All the while, the PT boats were fighting against massive coastal guns and ships that were 100 times their size—and they were winning. Because the PT boats were so fast and so hard to sink, squadrons started calling them "the mosquito fleet."
But the Japanese, after suffering many losses because of the PTs, called them “Devil Boats.”
PT 109 in the South Pacific
On a moonless night of August 2, 1943, Lieutenant John F. Kennedy and his crew about the PT-109 were trying to avoid detection by Japanese aircraft. So they were quietly idling on one engine, in the dark.
But sometime around 2:00 a.m., the crew realized that a Japanese destroyer was headed right their way. The crew had only about ten seconds to fire up the engines.
The destroyer hit them, slicing PT-109 in half. The collision killed two men and badly injured two others. The only thing keeping the boat afloat were its watertight compartments keeping in the forward hull. The rest of the boat was in flames.
The eleven survivors clung to the bow section as it drifted slowly south. But when the hull started taking on water, the men knew it would soon sink. Kennedy decided the crew’s best chance of survival was to swim to some nearby islands. But he knew all the large islands contained Japanese prison camps. Placing lanterns, shoes, and the men who couldn’t swim on a piece of wood that was the boat’s gun mount, Kennedy and his men swam for one of the smaller islands.
They swam for hours. An expert swimmer, Kennedy saved one enlisted man’s life by clenching a strap from the man’s life vest between his teeth, towing him more than three miles to shore.
The island where they landed was only 100 yards across--the size of a football field. It had no food or fresh water, and the crew needed to hide from passing Japanese barges. Kennedy swam another two-and-half miles in search of food and help. He then led his men to another island that had fresh water and coconut trees.
Kennedy and the ten surviving men lived on coconut milk and rainwater. Some island natives discovered them and offered shelter. Each night, Kennedy would send out signals, hoping to make contact with one of the American naval ships in the area.
Six days later, a patrol boat came to their rescue.
Later, Kennedy was awarded military honors for his courage and leadership under fire.
In 1960, he became the 35th president of the United States.
FIND OUT MORE:
PT Boats in Action -Warships No. 34 by David Doyle
John F. Kennedy and PT-109 by Richard Tregaskis
ELCO 80 PT Boat -On Deck Color Series No. 5 by David Doyle

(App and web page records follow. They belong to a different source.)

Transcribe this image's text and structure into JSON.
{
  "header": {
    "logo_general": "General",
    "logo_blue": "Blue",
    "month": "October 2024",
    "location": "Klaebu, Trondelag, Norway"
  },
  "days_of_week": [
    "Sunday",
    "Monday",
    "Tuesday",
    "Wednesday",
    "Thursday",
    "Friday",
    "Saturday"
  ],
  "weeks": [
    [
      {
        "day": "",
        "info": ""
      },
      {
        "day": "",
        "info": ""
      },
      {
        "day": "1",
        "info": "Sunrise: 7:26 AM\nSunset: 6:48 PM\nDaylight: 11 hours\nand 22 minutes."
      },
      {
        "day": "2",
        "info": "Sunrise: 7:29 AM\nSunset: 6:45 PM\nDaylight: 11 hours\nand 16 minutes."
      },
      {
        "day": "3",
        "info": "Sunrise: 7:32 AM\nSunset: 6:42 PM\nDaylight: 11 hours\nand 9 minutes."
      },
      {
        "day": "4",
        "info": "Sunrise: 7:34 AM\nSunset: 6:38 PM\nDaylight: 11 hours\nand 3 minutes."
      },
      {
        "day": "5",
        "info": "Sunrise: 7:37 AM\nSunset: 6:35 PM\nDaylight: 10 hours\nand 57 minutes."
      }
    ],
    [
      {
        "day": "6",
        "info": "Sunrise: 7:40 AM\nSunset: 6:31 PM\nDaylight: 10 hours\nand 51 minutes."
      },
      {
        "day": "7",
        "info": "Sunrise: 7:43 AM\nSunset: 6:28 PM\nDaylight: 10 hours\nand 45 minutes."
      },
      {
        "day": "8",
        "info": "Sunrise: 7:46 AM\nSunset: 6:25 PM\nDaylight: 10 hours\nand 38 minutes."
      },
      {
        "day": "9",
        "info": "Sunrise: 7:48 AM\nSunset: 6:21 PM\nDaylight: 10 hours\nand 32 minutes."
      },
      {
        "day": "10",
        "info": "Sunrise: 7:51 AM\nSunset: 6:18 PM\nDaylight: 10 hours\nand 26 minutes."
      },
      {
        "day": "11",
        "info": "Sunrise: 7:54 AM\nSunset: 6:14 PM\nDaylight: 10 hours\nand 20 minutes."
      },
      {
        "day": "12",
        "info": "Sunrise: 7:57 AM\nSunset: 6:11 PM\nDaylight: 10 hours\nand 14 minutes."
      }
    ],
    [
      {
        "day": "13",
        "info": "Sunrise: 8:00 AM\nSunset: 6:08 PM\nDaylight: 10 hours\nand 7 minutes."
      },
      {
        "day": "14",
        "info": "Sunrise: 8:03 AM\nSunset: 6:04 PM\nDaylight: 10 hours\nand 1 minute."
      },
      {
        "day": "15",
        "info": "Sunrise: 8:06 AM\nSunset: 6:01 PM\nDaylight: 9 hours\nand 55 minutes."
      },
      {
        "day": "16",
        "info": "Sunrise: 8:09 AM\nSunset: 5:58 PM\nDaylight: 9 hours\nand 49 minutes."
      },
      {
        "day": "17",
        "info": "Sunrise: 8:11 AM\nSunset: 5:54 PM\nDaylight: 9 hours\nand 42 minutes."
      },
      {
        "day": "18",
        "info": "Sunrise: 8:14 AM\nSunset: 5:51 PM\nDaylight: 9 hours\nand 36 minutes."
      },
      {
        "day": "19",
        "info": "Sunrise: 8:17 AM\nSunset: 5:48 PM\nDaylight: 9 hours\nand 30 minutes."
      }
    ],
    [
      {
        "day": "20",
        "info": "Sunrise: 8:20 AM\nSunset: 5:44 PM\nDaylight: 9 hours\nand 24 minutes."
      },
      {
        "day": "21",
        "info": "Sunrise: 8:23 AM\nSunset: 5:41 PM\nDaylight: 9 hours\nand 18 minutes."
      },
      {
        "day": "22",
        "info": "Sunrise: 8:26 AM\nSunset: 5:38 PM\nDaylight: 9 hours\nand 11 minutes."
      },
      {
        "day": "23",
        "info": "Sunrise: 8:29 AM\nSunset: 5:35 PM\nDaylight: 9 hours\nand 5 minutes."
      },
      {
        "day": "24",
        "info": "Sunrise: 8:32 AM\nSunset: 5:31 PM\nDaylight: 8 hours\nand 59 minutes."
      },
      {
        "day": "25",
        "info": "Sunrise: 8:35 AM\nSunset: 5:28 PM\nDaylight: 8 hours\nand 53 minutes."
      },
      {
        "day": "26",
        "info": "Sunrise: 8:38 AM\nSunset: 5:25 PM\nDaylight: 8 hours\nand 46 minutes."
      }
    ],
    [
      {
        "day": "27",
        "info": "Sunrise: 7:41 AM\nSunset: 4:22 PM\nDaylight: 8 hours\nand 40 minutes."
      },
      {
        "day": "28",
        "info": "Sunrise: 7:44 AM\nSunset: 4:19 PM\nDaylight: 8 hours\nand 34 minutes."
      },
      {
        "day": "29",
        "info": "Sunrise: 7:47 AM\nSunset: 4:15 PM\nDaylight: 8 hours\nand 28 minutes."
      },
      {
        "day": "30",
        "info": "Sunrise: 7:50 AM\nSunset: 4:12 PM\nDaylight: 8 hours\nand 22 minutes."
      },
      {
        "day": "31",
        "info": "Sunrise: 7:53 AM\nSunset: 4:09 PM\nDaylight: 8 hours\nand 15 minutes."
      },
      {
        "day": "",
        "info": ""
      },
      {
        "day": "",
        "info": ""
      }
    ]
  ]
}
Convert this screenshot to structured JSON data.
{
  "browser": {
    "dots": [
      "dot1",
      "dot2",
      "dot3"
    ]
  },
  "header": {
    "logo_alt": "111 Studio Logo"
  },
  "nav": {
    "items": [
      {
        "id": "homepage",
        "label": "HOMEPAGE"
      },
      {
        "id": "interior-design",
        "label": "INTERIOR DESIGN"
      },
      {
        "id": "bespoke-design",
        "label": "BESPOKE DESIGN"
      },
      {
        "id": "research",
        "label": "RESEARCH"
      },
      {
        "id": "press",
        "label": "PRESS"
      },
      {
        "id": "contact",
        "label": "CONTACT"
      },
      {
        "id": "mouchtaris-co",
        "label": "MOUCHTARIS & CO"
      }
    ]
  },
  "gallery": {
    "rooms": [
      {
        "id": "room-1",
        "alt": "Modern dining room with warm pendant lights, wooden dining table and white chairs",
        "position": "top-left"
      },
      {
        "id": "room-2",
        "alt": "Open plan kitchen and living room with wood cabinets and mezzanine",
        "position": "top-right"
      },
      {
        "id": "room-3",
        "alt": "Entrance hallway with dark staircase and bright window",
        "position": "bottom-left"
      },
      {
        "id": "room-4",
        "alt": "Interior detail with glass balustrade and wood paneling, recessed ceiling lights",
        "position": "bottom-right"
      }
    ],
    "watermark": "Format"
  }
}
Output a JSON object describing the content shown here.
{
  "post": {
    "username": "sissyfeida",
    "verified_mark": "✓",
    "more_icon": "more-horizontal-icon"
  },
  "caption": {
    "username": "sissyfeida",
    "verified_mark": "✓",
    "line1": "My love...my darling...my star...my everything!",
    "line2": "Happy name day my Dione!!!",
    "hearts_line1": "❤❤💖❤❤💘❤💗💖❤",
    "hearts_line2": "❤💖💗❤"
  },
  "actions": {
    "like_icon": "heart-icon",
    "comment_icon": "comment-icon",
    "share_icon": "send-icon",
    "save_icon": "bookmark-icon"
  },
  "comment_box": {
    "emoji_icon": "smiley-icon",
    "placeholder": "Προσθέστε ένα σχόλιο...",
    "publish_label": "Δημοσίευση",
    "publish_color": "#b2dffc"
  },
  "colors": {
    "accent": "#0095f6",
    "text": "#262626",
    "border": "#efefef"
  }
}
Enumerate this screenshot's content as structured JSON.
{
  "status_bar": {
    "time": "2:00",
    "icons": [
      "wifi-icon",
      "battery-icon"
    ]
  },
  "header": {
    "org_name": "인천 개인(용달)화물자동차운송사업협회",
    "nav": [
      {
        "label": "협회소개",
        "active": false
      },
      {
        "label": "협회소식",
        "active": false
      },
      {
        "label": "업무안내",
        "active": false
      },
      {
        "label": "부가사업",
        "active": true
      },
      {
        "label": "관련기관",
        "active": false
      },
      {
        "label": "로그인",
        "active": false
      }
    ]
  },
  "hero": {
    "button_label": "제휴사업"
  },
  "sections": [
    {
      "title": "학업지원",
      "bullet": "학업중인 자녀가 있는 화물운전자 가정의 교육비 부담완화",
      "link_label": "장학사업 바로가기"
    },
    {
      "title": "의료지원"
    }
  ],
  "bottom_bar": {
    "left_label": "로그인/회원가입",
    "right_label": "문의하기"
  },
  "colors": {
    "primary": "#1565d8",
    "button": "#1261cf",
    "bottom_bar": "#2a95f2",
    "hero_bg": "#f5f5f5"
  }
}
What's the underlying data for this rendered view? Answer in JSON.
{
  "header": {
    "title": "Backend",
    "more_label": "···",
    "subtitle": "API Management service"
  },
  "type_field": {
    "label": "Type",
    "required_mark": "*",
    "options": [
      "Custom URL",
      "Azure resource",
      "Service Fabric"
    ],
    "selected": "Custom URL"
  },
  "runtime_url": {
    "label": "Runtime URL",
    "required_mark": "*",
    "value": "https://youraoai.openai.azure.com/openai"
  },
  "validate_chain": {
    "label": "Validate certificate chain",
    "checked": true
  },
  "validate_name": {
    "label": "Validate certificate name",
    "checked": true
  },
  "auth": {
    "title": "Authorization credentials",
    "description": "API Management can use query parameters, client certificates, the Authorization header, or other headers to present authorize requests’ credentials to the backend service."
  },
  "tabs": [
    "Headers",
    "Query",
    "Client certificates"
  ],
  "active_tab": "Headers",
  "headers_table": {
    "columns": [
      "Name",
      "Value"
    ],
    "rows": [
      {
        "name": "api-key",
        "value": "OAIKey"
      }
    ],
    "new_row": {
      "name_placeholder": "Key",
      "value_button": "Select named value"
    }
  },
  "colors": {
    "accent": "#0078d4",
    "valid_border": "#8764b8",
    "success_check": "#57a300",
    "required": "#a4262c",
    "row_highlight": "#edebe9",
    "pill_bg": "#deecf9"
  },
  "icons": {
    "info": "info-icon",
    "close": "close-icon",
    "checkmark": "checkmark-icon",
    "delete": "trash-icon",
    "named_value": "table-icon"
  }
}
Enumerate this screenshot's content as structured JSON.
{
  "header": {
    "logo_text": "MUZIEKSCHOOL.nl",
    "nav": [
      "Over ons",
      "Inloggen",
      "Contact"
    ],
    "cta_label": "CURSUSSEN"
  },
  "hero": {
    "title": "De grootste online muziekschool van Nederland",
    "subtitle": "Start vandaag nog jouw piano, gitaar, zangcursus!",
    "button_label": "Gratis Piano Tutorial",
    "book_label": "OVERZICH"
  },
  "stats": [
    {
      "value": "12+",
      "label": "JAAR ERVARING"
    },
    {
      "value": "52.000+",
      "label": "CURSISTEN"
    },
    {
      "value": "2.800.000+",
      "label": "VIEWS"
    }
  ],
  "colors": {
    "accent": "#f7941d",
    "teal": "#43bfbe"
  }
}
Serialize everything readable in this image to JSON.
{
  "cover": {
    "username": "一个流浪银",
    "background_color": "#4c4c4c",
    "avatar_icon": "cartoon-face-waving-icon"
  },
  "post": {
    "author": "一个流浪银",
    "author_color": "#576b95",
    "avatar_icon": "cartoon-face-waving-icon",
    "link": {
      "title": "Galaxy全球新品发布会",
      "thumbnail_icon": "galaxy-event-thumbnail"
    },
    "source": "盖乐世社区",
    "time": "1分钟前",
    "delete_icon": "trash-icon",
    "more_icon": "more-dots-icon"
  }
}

Higgins PT Boats On Deck by David Doyle
Here’s a YouTube video of the only operational PT boat still in existence.
Longer video on the history and use of the PT during WWII.
They Were Expendable